Task statement -> Each line below should be written out exactly, with none skipped.

Task data Start Marker

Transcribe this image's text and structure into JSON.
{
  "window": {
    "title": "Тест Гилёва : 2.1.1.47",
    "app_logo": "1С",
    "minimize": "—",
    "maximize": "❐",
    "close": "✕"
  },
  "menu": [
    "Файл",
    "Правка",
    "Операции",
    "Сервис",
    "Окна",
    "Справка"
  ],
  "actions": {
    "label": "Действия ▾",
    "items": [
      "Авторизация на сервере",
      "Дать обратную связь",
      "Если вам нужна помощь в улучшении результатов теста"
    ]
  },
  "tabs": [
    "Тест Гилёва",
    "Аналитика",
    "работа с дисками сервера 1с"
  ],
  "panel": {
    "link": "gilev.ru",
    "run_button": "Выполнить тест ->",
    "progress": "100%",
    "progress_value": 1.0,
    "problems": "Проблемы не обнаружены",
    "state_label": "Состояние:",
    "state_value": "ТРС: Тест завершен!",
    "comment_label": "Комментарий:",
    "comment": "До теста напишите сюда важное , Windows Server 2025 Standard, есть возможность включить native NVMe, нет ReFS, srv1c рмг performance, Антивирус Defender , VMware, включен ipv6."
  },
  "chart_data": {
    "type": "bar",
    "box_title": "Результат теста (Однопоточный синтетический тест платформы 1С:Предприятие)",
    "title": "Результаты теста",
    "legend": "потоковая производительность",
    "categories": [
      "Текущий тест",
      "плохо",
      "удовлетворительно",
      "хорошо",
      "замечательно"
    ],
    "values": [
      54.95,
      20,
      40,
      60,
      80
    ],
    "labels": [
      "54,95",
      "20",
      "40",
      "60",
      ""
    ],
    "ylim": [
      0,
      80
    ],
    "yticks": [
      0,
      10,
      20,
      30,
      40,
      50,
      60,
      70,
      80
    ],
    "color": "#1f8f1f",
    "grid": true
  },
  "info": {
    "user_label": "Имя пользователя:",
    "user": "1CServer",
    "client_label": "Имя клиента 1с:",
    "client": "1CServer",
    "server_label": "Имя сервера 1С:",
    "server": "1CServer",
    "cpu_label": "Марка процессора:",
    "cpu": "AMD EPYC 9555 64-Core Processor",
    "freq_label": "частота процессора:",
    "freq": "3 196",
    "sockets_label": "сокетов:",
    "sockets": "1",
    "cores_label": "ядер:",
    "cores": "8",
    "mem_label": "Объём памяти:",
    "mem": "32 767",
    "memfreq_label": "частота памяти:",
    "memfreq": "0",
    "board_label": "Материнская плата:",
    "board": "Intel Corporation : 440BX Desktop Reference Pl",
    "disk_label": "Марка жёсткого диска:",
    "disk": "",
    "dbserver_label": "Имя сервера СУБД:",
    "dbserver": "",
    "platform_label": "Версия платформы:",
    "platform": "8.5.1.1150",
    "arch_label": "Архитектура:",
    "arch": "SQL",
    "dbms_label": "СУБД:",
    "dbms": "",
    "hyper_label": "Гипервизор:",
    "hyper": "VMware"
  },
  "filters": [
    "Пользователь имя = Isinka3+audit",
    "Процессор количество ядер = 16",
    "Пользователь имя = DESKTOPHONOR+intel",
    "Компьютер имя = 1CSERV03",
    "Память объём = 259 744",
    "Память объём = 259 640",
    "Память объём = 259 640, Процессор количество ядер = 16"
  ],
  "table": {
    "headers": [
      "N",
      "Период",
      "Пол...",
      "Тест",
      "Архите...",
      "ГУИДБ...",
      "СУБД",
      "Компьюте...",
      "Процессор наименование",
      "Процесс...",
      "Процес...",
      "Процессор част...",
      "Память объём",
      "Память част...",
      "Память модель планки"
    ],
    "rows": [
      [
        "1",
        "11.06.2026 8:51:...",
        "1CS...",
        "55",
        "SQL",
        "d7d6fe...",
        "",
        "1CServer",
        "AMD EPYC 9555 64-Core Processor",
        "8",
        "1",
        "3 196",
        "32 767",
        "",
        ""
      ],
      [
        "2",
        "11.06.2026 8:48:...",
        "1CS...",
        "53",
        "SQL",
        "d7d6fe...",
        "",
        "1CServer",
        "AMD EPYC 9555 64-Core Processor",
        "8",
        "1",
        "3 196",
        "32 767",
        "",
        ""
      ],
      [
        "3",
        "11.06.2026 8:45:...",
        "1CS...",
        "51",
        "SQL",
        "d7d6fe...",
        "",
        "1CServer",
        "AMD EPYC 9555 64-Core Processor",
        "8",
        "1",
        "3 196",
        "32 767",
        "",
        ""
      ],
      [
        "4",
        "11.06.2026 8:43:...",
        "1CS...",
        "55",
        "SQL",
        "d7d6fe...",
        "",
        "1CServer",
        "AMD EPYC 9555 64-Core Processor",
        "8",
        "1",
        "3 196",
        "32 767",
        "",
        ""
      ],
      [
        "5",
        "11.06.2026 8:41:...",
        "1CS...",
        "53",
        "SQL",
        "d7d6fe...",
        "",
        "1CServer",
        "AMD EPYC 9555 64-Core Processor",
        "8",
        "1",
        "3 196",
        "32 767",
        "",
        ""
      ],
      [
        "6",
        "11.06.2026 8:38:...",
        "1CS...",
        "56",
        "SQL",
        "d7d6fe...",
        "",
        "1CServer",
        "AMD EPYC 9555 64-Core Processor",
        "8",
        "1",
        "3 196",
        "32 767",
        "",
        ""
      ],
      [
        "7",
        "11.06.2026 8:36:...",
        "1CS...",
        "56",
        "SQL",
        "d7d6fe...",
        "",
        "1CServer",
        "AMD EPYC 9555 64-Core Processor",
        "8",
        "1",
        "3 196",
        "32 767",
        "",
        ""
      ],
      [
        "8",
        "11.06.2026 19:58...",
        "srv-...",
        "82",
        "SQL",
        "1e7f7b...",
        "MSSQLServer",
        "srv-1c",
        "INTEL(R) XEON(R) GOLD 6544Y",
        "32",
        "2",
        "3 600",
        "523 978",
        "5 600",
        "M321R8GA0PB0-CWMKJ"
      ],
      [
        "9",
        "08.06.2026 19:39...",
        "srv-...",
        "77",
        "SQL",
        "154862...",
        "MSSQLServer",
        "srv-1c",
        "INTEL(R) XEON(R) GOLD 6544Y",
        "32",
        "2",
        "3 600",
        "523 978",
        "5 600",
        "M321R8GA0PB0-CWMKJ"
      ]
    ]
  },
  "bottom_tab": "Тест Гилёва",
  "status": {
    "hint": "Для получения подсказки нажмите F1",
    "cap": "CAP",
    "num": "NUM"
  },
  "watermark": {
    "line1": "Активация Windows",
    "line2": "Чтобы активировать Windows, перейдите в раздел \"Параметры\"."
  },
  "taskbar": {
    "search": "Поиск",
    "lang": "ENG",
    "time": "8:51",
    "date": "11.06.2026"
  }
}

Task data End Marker

Completed exercise ->
Transcribe this image's text and structure into JSON.
{
  "window": {
    "title": "Тест Гилёва : 2.1.1.47",
    "app_logo": "1С",
    "minimize": "—",
    "maximize": "❐",
    "close": "✕"
  },
  "menu": [
    "Файл",
    "Правка",
    "Операции",
    "Сервис",
    "Окна",
    "Справка"
  ],
  "actions": {
    "label": "Действия ▾",
    "items": [
      "Авторизация на сервере",
      "Дать обратную связь",
      "Если вам нужна помощь в улучшении результатов теста"
    ]
  },
  "tabs": [
    "Тест Гилёва",
    "Аналитика",
    "работа с дисками сервера 1с"
  ],
  "panel": {
    "link": "gilev.ru",
    "run_button": "Выполнить тест ->",
    "progress": "100%",
    "progress_value": 1.0,
    "problems": "Проблемы не обнаружены",
    "state_label": "Состояние:",
    "state_value": "ТРС: Тест завершен!",
    "comment_label": "Комментарий:",
    "comment": "До теста напишите сюда важное , Windows Server 2025 Standard, есть возможность включить native NVMe, нет ReFS, srv1c рмг performance, Антивирус Defender , VMware, включен ipv6."
  },
  "chart_data": {
    "type": "bar",
    "box_title": "Результат теста (Однопоточный синтетический тест платформы 1С:Предприятие)",
    "title": "Результаты теста",
    "legend": "потоковая производительность",
    "categories": [
      "Текущий тест",
      "плохо",
      "удовлетворительно",
      "хорошо",
      "замечательно"
    ],
    "values": [
      54.95,
      20,
      40,
      60,
      80
    ],
    "labels": [
      "54,95",
      "20",
      "40",
      "60",
      ""
    ],
    "ylim": [
      0,
      80
    ],
    "yticks": [
      0,
      10,
      20,
      30,
      40,
      50,
      60,
      70,
      80
    ],
    "color": "#1f8f1f",
    "grid": true
  },
  "info": {
    "user_label": "Имя пользователя:",
    "user": "1CServer",
    "client_label": "Имя клиента 1с:",
    "client": "1CServer",
    "server_label": "Имя сервера 1С:",
    "server": "1CServer",
    "cpu_label": "Марка процессора:",
    "cpu": "AMD EPYC 9555 64-Core Processor",
    "freq_label": "частота процессора:",
    "freq": "3 196",
    "sockets_label": "сокетов:",
    "sockets": "1",
    "cores_label": "ядер:",
    "cores": "8",
    "mem_label": "Объём памяти:",
    "mem": "32 767",
    "memfreq_label": "частота памяти:",
    "memfreq": "0",
    "board_label": "Материнская плата:",
    "board": "Intel Corporation : 440BX Desktop Reference Pl",
    "disk_label": "Марка жёсткого диска:",
    "disk": "",
    "dbserver_label": "Имя сервера СУБД:",
    "dbserver": "",
    "platform_label": "Версия платформы:",
    "platform": "8.5.1.1150",
    "arch_label": "Архитектура:",
    "arch": "SQL",
    "dbms_label": "СУБД:",
    "dbms": "",
    "hyper_label": "Гипервизор:",
    "hyper": "VMware"
  },
  "filters": [
    "Пользователь имя = Isinka3+audit",
    "Процессор количество ядер = 16",
    "Пользователь имя = DESKTOPHONOR+intel",
    "Компьютер имя = 1CSERV03",
    "Память объём = 259 744",
    "Память объём = 259 640",
    "Память объём = 259 640, Процессор количество ядер = 16"
  ],
  "table": {
    "headers": [
      "N",
      "Период",
      "Пол...",
      "Тест",
      "Архите...",
      "ГУИДБ...",
      "СУБД",
      "Компьюте...",
      "Процессор наименование",
      "Процесс...",
      "Процес...",
      "Процессор част...",
      "Память объём",
      "Память част...",
      "Память модель планки"
    ],
    "rows": [
      [
        "1",
        "11.06.2026 8:51:...",
        "1CS...",
        "55",
        "SQL",
        "d7d6fe...",
        "",
        "1CServer",
        "AMD EPYC 9555 64-Core Processor",
        "8",
        "1",
        "3 196",
        "32 767",
        "",
        ""
      ],
      [
        "2",
        "11.06.2026 8:48:...",
        "1CS...",
        "53",
        "SQL",
        "d7d6fe...",
        "",
        "1CServer",
        "AMD EPYC 9555 64-Core Processor",
        "8",
        "1",
        "3 196",
        "32 767",
        "",
        ""
      ],
      [
        "3",
        "11.06.2026 8:45:...",
        "1CS...",
        "51",
        "SQL",
        "d7d6fe...",
        "",
        "1CServer",
        "AMD EPYC 9555 64-Core Processor",
        "8",
        "1",
        "3 196",
        "32 767",
        "",
        ""
      ],
      [
        "4",
        "11.06.2026 8:43:...",
        "1CS...",
        "55",
        "SQL",
        "d7d6fe...",
        "",
        "1CServer",
        "AMD EPYC 9555 64-Core Processor",
        "8",
        "1",
        "3 196",
        "32 767",
        "",
        ""
      ],
      [
        "5",
        "11.06.2026 8:41:...",
        "1CS...",
        "53",
        "SQL",
        "d7d6fe...",
        "",
        "1CServer",
        "AMD EPYC 9555 64-Core Processor",
        "8",
        "1",
        "3 196",
        "32 767",
        "",
        ""
      ],
      [
        "6",
        "11.06.2026 8:38:...",
        "1CS...",
        "56",
        "SQL",
        "d7d6fe...",
        "",
        "1CServer",
        "AMD EPYC 9555 64-Core Processor",
        "8",
        "1",
        "3 196",
        "32 767",
        "",
        ""
      ],
      [
        "7",
        "11.06.2026 8:36:...",
        "1CS...",
        "56",
        "SQL",
        "d7d6fe...",
        "",
        "1CServer",
        "AMD EPYC 9555 64-Core Processor",
        "8",
        "1",
        "3 196",
        "32 767",
        "",
        ""
      ],
      [
        "8",
        "11.06.2026 19:58...",
        "srv-...",
        "82",
        "SQL",
        "1e7f7b...",
        "MSSQLServer",
        "srv-1c",
        "INTEL(R) XEON(R) GOLD 6544Y",
        "32",
        "2",
        "3 600",
        "523 978",
        "5 600",
        "M321R8GA0PB0-CWMKJ"
      ],
      [
        "9",
        "08.06.2026 19:39...",
        "srv-...",
        "77",
        "SQL",
        "154862...",
        "MSSQLServer",
        "srv-1c",
        "INTEL(R) XEON(R) GOLD 6544Y",
        "32",
        "2",
        "3 600",
        "523 978",
        "5 600",
        "M321R8GA0PB0-CWMKJ"
      ]
    ]
  },
  "bottom_tab": "Тест Гилёва",
  "status": {
    "hint": "Для получения подсказки нажмите F1",
    "cap": "CAP",
    "num": "NUM"
  },
  "watermark": {
    "line1": "Активация Windows",
    "line2": "Чтобы активировать Windows, перейдите в раздел \"Параметры\"."
  },
  "taskbar": {
    "search": "Поиск",
    "lang": "ENG",
    "time": "8:51",
    "date": "11.06.2026"
  }
}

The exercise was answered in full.